## [PROMPT]
Go through the entries below and work out how many lines include "name"; give only that number.

(Component data from apps and pages)

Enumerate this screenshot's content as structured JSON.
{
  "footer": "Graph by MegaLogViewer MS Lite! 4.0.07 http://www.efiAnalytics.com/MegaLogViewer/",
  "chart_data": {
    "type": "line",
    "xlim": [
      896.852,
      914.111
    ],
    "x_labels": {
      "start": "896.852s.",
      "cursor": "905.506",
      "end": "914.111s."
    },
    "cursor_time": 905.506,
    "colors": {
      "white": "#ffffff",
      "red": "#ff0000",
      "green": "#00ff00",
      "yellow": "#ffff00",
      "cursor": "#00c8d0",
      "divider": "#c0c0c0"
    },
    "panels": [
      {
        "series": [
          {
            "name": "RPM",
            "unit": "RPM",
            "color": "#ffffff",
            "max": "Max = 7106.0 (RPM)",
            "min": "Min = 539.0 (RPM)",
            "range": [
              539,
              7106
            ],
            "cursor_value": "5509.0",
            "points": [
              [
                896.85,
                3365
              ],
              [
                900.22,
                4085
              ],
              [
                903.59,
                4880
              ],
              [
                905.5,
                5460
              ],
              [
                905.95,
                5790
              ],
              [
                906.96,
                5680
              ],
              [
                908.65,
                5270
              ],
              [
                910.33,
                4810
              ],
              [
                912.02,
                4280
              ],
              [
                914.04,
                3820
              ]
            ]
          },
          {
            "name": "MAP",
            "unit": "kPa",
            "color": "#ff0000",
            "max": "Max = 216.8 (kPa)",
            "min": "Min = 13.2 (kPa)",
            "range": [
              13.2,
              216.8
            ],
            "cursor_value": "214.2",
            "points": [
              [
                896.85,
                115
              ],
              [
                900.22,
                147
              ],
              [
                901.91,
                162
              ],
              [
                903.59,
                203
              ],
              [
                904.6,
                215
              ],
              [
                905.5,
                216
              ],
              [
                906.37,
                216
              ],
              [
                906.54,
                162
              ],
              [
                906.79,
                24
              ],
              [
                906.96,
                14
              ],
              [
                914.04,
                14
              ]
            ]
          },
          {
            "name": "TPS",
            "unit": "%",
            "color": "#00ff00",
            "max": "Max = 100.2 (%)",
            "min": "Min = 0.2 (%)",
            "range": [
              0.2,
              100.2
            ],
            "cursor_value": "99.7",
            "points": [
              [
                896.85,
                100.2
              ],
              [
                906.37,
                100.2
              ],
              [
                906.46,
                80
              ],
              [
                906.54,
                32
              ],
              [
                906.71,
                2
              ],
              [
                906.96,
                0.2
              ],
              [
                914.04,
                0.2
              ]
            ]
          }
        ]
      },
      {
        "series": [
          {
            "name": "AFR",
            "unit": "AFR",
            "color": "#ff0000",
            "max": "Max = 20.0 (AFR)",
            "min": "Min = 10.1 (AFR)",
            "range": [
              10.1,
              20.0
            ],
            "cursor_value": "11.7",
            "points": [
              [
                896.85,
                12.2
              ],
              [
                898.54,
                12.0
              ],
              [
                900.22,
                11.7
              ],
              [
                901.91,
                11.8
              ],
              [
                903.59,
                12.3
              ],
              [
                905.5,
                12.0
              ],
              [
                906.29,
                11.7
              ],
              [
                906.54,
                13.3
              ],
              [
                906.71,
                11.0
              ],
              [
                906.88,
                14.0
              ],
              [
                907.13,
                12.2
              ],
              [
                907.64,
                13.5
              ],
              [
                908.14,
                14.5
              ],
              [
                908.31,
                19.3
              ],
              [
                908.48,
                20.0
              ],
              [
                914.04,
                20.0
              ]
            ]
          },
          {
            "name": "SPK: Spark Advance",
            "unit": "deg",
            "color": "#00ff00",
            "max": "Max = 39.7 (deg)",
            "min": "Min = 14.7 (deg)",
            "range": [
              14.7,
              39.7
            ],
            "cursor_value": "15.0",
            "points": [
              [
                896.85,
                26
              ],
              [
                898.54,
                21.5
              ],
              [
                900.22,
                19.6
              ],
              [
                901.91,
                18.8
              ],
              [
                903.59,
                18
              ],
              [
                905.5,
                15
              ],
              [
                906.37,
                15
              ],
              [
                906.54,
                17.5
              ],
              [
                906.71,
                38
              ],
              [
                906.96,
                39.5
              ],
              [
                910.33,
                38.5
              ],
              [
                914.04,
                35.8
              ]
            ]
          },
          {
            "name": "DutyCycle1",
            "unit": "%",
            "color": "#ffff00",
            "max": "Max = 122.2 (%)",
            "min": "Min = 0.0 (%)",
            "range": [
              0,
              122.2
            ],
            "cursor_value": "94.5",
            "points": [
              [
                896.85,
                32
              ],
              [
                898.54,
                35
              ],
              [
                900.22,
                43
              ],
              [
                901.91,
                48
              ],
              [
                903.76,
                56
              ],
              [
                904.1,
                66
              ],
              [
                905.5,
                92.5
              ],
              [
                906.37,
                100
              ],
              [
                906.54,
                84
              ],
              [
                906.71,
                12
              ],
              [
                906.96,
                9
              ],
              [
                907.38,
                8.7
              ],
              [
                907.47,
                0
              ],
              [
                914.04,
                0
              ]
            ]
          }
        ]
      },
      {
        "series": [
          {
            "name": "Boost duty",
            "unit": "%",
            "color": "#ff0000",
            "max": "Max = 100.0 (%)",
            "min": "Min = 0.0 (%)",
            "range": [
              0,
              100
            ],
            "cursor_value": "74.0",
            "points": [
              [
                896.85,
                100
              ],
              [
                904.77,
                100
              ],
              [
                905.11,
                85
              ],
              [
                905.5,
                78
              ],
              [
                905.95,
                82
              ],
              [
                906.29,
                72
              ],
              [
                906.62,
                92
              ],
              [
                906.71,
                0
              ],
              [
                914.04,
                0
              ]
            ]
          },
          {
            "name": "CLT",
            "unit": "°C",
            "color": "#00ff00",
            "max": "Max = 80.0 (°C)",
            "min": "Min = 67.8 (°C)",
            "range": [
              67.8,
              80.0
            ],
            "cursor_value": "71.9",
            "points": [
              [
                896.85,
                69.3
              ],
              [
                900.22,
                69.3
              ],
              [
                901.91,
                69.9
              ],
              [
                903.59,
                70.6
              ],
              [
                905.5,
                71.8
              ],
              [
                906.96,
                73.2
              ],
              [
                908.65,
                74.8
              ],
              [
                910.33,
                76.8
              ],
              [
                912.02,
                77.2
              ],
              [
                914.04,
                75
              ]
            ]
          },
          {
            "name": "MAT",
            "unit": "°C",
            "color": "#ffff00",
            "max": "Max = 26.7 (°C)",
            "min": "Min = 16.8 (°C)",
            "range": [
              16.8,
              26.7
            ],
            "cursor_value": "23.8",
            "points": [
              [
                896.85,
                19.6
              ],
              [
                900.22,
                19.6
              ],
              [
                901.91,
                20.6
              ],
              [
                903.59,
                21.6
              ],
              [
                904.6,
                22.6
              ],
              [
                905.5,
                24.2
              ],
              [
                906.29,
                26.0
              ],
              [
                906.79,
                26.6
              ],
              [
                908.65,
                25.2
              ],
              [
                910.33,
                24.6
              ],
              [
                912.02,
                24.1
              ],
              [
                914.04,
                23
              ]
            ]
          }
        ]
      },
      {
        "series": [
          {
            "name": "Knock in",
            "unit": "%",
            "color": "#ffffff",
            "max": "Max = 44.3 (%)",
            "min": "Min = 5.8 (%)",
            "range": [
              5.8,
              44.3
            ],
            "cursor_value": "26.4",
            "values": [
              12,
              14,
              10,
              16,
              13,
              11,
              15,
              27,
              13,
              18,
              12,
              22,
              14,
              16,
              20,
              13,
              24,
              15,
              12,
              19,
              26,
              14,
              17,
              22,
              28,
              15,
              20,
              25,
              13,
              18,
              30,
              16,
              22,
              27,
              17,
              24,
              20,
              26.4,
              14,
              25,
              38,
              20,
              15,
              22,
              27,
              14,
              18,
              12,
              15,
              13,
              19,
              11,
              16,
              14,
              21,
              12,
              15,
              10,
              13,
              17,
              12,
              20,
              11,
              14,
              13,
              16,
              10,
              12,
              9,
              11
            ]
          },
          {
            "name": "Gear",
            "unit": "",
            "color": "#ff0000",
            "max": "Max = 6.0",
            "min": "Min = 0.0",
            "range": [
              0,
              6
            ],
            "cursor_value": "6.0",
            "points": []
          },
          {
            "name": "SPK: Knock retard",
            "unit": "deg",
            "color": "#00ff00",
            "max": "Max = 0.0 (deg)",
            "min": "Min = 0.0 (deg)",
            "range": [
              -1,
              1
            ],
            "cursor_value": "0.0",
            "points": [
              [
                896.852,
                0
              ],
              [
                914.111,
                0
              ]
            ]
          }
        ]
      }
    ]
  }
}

## [OUTPUT FOR THIS TASK]
12